TASK DATA Block Start
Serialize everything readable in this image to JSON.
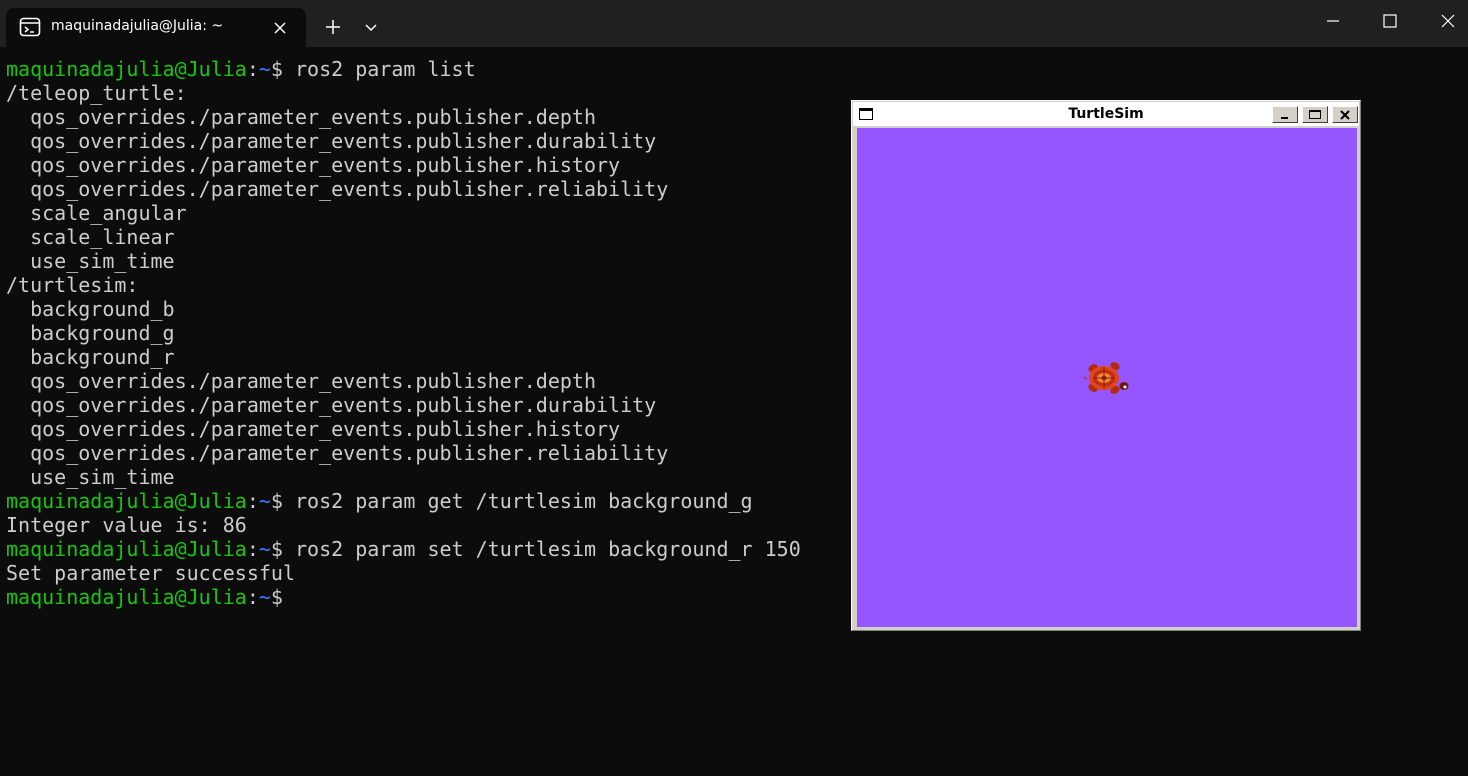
{
  "tab": {
    "title": "maquinadajulia@Julia: ~",
    "icon": "terminal-icon"
  },
  "prompt": {
    "user": "maquinadajulia@Julia",
    "colon": ":",
    "path": "~",
    "dollar": "$"
  },
  "terminal_lines": [
    {
      "type": "cmd",
      "text": " ros2 param list"
    },
    {
      "type": "out",
      "text": "/teleop_turtle:"
    },
    {
      "type": "out",
      "text": "  qos_overrides./parameter_events.publisher.depth"
    },
    {
      "type": "out",
      "text": "  qos_overrides./parameter_events.publisher.durability"
    },
    {
      "type": "out",
      "text": "  qos_overrides./parameter_events.publisher.history"
    },
    {
      "type": "out",
      "text": "  qos_overrides./parameter_events.publisher.reliability"
    },
    {
      "type": "out",
      "text": "  scale_angular"
    },
    {
      "type": "out",
      "text": "  scale_linear"
    },
    {
      "type": "out",
      "text": "  use_sim_time"
    },
    {
      "type": "out",
      "text": "/turtlesim:"
    },
    {
      "type": "out",
      "text": "  background_b"
    },
    {
      "type": "out",
      "text": "  background_g"
    },
    {
      "type": "out",
      "text": "  background_r"
    },
    {
      "type": "out",
      "text": "  qos_overrides./parameter_events.publisher.depth"
    },
    {
      "type": "out",
      "text": "  qos_overrides./parameter_events.publisher.durability"
    },
    {
      "type": "out",
      "text": "  qos_overrides./parameter_events.publisher.history"
    },
    {
      "type": "out",
      "text": "  qos_overrides./parameter_events.publisher.reliability"
    },
    {
      "type": "out",
      "text": "  use_sim_time"
    },
    {
      "type": "cmd",
      "text": " ros2 param get /turtlesim background_g"
    },
    {
      "type": "out",
      "text": "Integer value is: 86"
    },
    {
      "type": "cmd",
      "text": " ros2 param set /turtlesim background_r 150"
    },
    {
      "type": "out",
      "text": "Set parameter successful"
    },
    {
      "type": "cmd",
      "text": ""
    }
  ],
  "turtlesim": {
    "title": "TurtleSim",
    "background_color": "#9556ff"
  },
  "colors": {
    "terminal_bg": "#0c0c0c",
    "prompt_user": "#16c60c",
    "prompt_path": "#3b78ff",
    "text": "#cccccc"
  }
}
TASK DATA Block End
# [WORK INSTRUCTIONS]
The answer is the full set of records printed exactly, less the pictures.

# [RESULT BELOW]
Serialize everything readable in this image to JSON.
{
  "tab": {
    "title": "maquinadajulia@Julia: ~",
    "icon": "terminal-icon"
  },
  "prompt": {
    "user": "maquinadajulia@Julia",
    "colon": ":",
    "path": "~",
    "dollar": "$"
  },
  "terminal_lines": [
    {
      "type": "cmd",
      "text": " ros2 param list"
    },
    {
      "type": "out",
      "text": "/teleop_turtle:"
    },
    {
      "type": "out",
      "text": "  qos_overrides./parameter_events.publisher.depth"
    },
    {
      "type": "out",
      "text": "  qos_overrides./parameter_events.publisher.durability"
    },
    {
      "type": "out",
      "text": "  qos_overrides./parameter_events.publisher.history"
    },
    {
      "type": "out",
      "text": "  qos_overrides./parameter_events.publisher.reliability"
    },
    {
      "type": "out",
      "text": "  scale_angular"
    },
    {
      "type": "out",
      "text": "  scale_linear"
    },
    {
      "type": "out",
      "text": "  use_sim_time"
    },
    {
      "type": "out",
      "text": "/turtlesim:"
    },
    {
      "type": "out",
      "text": "  background_b"
    },
    {
      "type": "out",
      "text": "  background_g"
    },
    {
      "type": "out",
      "text": "  background_r"
    },
    {
      "type": "out",
      "text": "  qos_overrides./parameter_events.publisher.depth"
    },
    {
      "type": "out",
      "text": "  qos_overrides./parameter_events.publisher.durability"
    },
    {
      "type": "out",
      "text": "  qos_overrides./parameter_events.publisher.history"
    },
    {
      "type": "out",
      "text": "  qos_overrides./parameter_events.publisher.reliability"
    },
    {
      "type": "out",
      "text": "  use_sim_time"
    },
    {
      "type": "cmd",
      "text": " ros2 param get /turtlesim background_g"
    },
    {
      "type": "out",
      "text": "Integer value is: 86"
    },
    {
      "type": "cmd",
      "text": " ros2 param set /turtlesim background_r 150"
    },
    {
      "type": "out",
      "text": "Set parameter successful"
    },
    {
      "type": "cmd",
      "text": ""
    }
  ],
  "turtlesim": {
    "title": "TurtleSim",
    "background_color": "#9556ff"
  },
  "colors": {
    "terminal_bg": "#0c0c0c",
    "prompt_user": "#16c60c",
    "prompt_path": "#3b78ff",
    "text": "#cccccc"
  }
}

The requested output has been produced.